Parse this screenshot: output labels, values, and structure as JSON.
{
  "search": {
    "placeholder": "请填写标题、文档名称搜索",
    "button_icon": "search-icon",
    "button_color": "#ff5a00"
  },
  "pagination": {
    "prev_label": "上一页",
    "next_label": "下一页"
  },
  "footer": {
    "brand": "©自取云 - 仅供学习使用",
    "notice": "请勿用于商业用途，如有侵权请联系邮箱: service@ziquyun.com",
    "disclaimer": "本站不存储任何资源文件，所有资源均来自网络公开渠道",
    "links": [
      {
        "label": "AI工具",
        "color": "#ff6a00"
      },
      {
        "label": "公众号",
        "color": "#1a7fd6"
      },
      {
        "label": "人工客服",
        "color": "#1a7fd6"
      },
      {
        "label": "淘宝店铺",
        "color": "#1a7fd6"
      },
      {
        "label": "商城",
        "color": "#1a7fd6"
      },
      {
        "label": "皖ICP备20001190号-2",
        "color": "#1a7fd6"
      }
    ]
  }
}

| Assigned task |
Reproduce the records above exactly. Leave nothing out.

| Exercise answer |
Parse this screenshot: output labels, values, and structure as JSON.
{
  "search": {
    "placeholder": "请填写标题、文档名称搜索",
    "button_icon": "search-icon",
    "button_color": "#ff5a00"
  },
  "pagination": {
    "prev_label": "上一页",
    "next_label": "下一页"
  },
  "footer": {
    "brand": "©自取云 - 仅供学习使用",
    "notice": "请勿用于商业用途，如有侵权请联系邮箱: service@ziquyun.com",
    "disclaimer": "本站不存储任何资源文件，所有资源均来自网络公开渠道",
    "links": [
      {
        "label": "AI工具",
        "color": "#ff6a00"
      },
      {
        "label": "公众号",
        "color": "#1a7fd6"
      },
      {
        "label": "人工客服",
        "color": "#1a7fd6"
      },
      {
        "label": "淘宝店铺",
        "color": "#1a7fd6"
      },
      {
        "label": "商城",
        "color": "#1a7fd6"
      },
      {
        "label": "皖ICP备20001190号-2",
        "color": "#1a7fd6"
      }
    ]
  }
}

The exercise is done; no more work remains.